“Binge drinking can cause injuries, violence and accidents and drinking frequently over a long period is associated with chronic diseases, like heart disease, a number of cancers and liver disease. So by reducing the volume of outlets around Victoria, we could make substantial inroads to reducing accidents and chronic diseases. This is a good public health intervention.”

The report also provides interesting evidence to suggest people who live close to bottle shops with a wide range of alcoholic beverages are less likely to drink at levels of long-term harm. This may be because consumers have a bigger selection of beverages with low alcohol content (e.g. light beers).

Prof. Kavanagh said more than one in 10 people in the survey drank at a harmful level once a week (13.5%), one in three did so once a month (30.4%) and one in 20 people drank at levels that could lead to long-term health problem (5.5%). One in five (18.7%) drank alcohol on five or more days of the week.

Prof. Kavanagh and her team also examined who was drinking, how often and at what level of risk, revealing interesting trends by age, gender, employment status, occupation and level of education (see p.27 of the report for results).
VicHealth’s Manager of Alcohol Brian Vandenberg believes a tightening of alcohol licensing is warranted in Victoria.

“Clearly, a new approach that takes into account the differences in neighbourhoods is needed to deal with Victoria’s harmful drinking culture. There is a need for better state-wide prevention policies that address the availability of alcohol, as well as local responses, devised by communities themselves,” Mr Vandenberg said.

“It’s time to give some control back to local communities who feel under siege by alcohol problems in their neighbourhood".

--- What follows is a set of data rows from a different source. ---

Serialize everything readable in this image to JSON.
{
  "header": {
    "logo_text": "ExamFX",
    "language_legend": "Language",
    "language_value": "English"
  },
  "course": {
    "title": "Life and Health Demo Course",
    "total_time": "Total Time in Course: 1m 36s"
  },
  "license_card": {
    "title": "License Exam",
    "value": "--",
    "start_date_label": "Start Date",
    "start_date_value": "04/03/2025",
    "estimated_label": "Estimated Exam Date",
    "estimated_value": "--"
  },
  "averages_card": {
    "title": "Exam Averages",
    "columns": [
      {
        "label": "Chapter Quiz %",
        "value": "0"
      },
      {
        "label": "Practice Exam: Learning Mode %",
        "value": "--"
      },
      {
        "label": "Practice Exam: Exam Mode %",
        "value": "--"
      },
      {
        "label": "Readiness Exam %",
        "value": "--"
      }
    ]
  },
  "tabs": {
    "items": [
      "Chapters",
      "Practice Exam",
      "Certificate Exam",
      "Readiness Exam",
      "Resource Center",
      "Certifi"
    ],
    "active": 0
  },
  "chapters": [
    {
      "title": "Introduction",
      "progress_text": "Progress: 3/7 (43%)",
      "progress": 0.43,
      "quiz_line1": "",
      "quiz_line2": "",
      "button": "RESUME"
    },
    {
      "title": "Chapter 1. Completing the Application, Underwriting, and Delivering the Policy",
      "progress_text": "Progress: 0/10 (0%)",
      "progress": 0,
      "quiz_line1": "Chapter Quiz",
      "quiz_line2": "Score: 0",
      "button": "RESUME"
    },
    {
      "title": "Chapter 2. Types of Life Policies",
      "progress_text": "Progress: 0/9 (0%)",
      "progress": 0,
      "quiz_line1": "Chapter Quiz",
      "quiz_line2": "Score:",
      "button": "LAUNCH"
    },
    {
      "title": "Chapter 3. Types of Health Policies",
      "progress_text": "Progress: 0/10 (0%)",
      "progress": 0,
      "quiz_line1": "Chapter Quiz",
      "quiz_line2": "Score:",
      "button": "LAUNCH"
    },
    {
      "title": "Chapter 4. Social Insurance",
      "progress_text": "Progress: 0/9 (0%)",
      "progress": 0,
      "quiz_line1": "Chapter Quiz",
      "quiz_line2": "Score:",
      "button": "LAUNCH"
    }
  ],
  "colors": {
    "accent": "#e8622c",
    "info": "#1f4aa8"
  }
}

To download the report, go to http://www.vichealth.vic.gov.au/en/Publications/Alcohol-Misuse.aspx